A decaying hub of America's industrial might.
A thriving neighborhood in what later became one of the country's most distressed cities.
Those three properties, and more than a dozen others, are in the running to become future centers of marijuana production in Southeastern Pennsylvania.
Seventeen aspiring growers have submitted applications to operate in the Philadelphia area with 74 more applications to cultivate tendered for the rest of the state. The Department of Health is expected to award a total of 13 permits to commercial growers to supply medical marijuana for Pennsylvania patients. Two — possibly three — of those permit holders will plant roots in our region.
"There are a lot fewer applicants this time out, but the ones who have applied are of a top-notch quality," said William Roark, the cochair of the Pennsylvania Bar Association's Committee on Medical Marijuana and Hemp. "It's nothing short of remarkable that here were are, two years from when Gov. Wolf signed the bill into law, and we're about to have 25 grower/processors in the state."
One of the most unusual of the prospective cannabis sites is the former Strawbridge's department store in Jenkintown — an Art-Deco concrete castle that sits on a hill. Two independent groups have proposed marijuana grows for the sprawling former U.S. Steel plant in Fairless Hills. In Chester, a potential cannabis garden is proposed where 54 homes adjacent to a set of railroad tracks were razed.

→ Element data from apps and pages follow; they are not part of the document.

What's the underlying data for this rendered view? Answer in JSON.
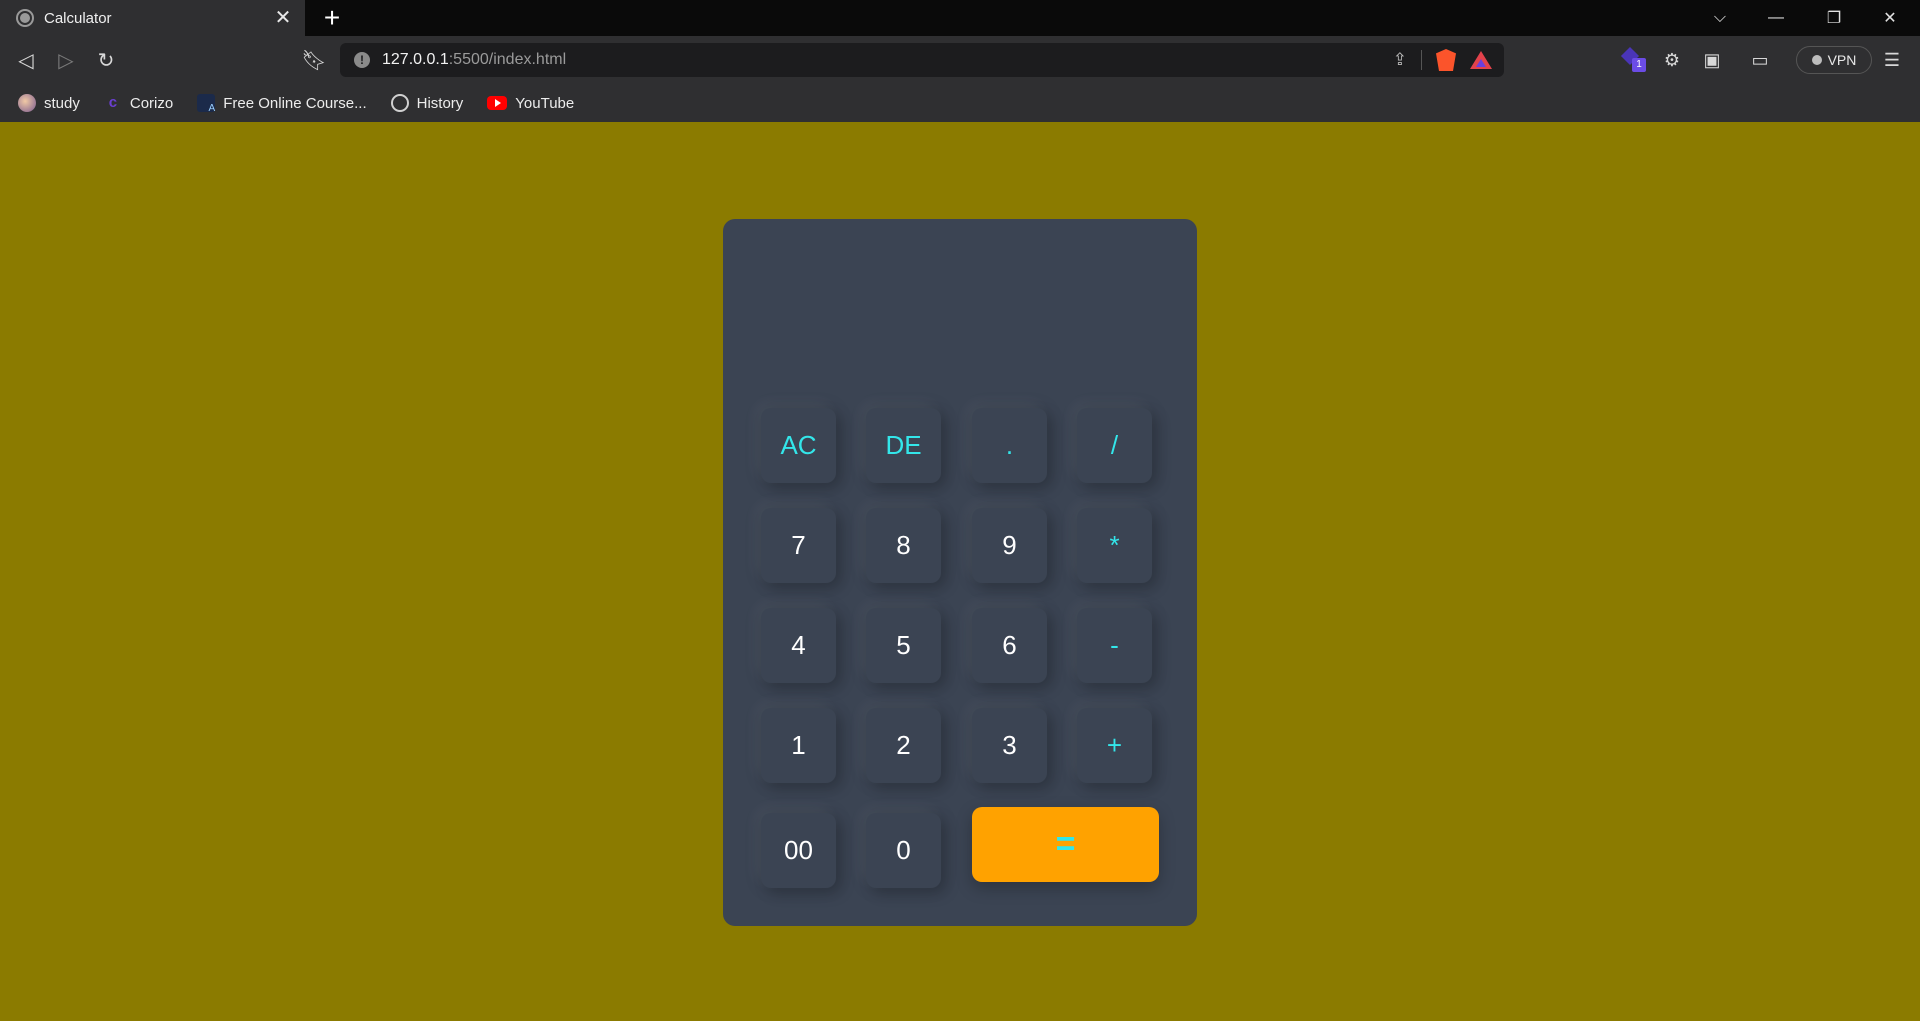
{
  "browser": {
    "tab_title": "Calculator",
    "url_host": "127.0.0.1",
    "url_rest": ":5500/index.html",
    "vpn_label": "VPN",
    "extension_badge": "1",
    "icons": [
      "globe-icon",
      "close-icon",
      "plus-icon",
      "back-icon",
      "forward-icon",
      "reload-icon",
      "bookmark-icon",
      "info-icon",
      "share-icon",
      "brave-shields-icon",
      "brave-rewards-icon",
      "extensions-icon",
      "sidebar-icon",
      "wallet-icon",
      "menu-icon"
    ]
  },
  "bookmarks": [
    {
      "label": "study"
    },
    {
      "label": "Corizo"
    },
    {
      "label": "Free Online Course..."
    },
    {
      "label": "History"
    },
    {
      "label": "YouTube"
    }
  ],
  "calculator": {
    "display_value": "",
    "keys": {
      "ac": "AC",
      "de": "DE",
      "dot": ".",
      "div": "/",
      "k7": "7",
      "k8": "8",
      "k9": "9",
      "mul": "*",
      "k4": "4",
      "k5": "5",
      "k6": "6",
      "sub": "-",
      "k1": "1",
      "k2": "2",
      "k3": "3",
      "add": "+",
      "k00": "00",
      "k0": "0",
      "eq": "="
    },
    "colors": {
      "page_background": "#8b7b00",
      "body": "#3b4453",
      "operator_text": "#33e6ea",
      "equals_button": "#ffa200"
    }
  }
}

Other sites include an empty warehouse at Second Street and Erie Avenue in Philadelphia, an oversize plot of land atop a former strip mine in Pottsville, and an undeveloped parcel in Aston, Delaware County, that came within a hair's breadth of winning a grow permit during the first round of licensing by the state.

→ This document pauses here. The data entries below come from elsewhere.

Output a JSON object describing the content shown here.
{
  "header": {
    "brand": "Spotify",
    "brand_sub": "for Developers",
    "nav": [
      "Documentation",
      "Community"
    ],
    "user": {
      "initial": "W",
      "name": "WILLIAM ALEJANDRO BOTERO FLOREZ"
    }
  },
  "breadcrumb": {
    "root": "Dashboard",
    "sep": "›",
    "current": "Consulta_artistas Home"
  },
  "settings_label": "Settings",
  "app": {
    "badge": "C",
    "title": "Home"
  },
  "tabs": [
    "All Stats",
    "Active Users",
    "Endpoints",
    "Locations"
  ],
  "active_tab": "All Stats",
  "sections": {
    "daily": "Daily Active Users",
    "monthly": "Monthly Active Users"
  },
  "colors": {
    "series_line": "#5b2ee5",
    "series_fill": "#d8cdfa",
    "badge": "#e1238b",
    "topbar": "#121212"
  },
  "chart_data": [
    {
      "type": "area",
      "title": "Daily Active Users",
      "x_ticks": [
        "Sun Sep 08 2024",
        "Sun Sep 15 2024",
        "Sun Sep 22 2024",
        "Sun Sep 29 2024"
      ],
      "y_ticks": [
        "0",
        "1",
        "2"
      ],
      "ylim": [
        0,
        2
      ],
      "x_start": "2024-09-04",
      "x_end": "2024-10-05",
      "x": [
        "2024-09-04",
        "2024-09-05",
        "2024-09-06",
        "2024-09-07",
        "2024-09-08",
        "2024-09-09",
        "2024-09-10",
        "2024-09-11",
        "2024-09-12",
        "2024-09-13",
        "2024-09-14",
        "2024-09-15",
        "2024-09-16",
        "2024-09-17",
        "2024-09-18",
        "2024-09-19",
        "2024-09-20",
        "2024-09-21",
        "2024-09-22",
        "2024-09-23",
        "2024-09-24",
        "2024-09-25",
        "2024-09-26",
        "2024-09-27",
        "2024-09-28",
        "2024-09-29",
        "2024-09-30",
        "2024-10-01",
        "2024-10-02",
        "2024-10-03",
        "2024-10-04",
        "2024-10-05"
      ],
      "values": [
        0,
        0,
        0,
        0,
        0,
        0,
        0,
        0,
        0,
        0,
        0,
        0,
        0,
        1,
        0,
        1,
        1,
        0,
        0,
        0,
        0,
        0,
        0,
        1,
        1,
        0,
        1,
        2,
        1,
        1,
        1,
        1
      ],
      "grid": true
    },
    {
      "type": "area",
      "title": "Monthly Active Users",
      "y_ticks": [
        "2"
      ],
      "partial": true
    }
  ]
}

Donna Ross, CEO of Soulful Wellness of Pa., said her company chose the Strawbridge's location, formally known as Jenkins Court, because it was "a stone's throw from the city."

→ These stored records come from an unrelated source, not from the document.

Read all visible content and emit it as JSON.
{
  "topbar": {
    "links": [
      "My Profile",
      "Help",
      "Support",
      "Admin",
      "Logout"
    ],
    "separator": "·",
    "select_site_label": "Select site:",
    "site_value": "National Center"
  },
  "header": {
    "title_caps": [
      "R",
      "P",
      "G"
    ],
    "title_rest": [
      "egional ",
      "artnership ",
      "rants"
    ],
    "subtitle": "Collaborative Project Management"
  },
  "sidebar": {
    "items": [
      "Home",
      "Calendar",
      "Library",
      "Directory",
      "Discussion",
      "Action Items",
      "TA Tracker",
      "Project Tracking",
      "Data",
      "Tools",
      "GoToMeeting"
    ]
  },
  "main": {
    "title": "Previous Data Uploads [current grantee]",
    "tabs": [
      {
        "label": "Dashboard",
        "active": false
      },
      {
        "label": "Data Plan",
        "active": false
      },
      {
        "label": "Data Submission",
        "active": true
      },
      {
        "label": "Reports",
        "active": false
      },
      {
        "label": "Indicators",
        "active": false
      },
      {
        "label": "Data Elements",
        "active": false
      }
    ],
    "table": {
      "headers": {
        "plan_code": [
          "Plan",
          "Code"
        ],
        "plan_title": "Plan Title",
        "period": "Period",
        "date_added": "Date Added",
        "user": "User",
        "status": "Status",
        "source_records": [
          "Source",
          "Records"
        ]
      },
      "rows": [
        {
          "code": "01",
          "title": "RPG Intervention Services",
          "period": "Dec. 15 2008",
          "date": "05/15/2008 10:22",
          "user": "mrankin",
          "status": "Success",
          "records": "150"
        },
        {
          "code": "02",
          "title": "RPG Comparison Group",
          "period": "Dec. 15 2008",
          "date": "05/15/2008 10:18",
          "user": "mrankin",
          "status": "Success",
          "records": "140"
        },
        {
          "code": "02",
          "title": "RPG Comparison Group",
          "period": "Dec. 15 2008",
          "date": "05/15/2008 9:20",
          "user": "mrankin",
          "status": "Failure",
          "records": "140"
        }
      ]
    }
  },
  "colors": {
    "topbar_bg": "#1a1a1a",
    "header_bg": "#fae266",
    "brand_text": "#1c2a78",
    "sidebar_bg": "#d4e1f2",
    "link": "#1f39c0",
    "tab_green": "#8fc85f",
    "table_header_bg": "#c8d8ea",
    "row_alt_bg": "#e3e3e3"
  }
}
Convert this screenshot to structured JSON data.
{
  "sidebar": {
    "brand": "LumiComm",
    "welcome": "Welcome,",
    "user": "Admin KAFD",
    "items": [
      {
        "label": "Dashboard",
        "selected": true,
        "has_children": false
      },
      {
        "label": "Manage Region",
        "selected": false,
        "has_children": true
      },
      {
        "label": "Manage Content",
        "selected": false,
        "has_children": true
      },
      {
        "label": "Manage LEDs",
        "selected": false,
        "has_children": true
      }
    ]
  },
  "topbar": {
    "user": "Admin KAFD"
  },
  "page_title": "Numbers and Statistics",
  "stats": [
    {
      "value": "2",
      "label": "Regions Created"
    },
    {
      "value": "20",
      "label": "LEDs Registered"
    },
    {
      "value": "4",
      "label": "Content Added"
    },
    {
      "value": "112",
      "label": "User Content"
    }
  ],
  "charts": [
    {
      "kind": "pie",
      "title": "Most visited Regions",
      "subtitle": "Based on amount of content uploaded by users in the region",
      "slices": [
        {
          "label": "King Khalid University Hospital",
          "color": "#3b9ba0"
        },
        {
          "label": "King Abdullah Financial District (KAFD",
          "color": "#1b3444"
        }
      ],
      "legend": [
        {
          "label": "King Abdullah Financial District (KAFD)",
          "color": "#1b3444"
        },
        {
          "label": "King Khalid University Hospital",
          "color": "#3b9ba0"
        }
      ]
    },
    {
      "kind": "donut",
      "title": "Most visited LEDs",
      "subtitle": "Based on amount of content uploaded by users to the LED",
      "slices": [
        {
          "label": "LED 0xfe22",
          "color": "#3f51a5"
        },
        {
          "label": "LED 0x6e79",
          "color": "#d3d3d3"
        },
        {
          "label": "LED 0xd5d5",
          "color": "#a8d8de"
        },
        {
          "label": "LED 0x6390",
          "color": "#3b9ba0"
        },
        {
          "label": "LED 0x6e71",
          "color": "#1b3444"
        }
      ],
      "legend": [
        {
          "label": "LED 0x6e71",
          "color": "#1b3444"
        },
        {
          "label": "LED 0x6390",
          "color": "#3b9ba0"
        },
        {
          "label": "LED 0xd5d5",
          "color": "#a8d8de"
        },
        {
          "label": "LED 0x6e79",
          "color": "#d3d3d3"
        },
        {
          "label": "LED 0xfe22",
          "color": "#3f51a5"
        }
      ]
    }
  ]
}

"We wanted to be close to Philadelphia because that's the community most affected by the opioid crisis," Ross said. Medical marijuana was approved in April as a treatment for opioid withdrawal by the state Department of Health. Soulful Wellness, Ross said, is owned by a group of doctors, lawyers, and pharmaceutical executives who have paired with a former principal who worked with a Colorado marijuana company. The company prides itself on its diversity. "We're black-owned and unashamedly so," Ross said. "There is not enough diversity in this industry. We aim to fix that."
The U.S. Steel plant in Fairless Hills, about 20 miles north of Philadelphia, is eyed by two growers looking to repurpose an expanse of the 4,000 acre industrial site. PharmaCann Penn Plant is an Illinois-based company with marijuana operations in several states and already has a permit to open three dispensaries in Pennsylvania. MLH Explorations is an arm of MainLine Investment Partners, a private equity group based in Wynnewood, which has aligned itself with Thomas Jefferson University to conduct cannabis research.
If both PharmaCann and MLH Explorations win permits, the companies could share infrastructure resources for "business synergies" with the idea of building the foundation of a "medical-marijuana research triangle," said PharmaCann's Jeremy Unruh.
MLH Explorations also intends to apply for a "clinical research" permit under another section of the state's marijuana law. Its play for a commercial license is seen by industry experts as a hedge against the state's research program being delayed by further lawsuits contesting its constitutionality. Spokesperson Anthony Campisi said MLH Explorations, and its Solterra Health subsidiary, was looking forward "to serving patients as quickly as possible."
Further down the Delaware River, Agri-Kind has designs on a former residential neighborhood along Broomall Street in Chester. An offshoot of Agronomed Pharmaceuticals of Exton, Agri-Kind bought the parcel from the city redevelopment authority, said CEO Jon Cohn. Agronomed previously applied but did not win a permit to operate a grow/processing plant in Pottstown.
Information about many of the other candidates and their proposed locations is difficult to come by because the Department of Health will not release the applications until after the permits have been awarded. That's not expected until the fall.
Other companies vying for a grower/processor permit include: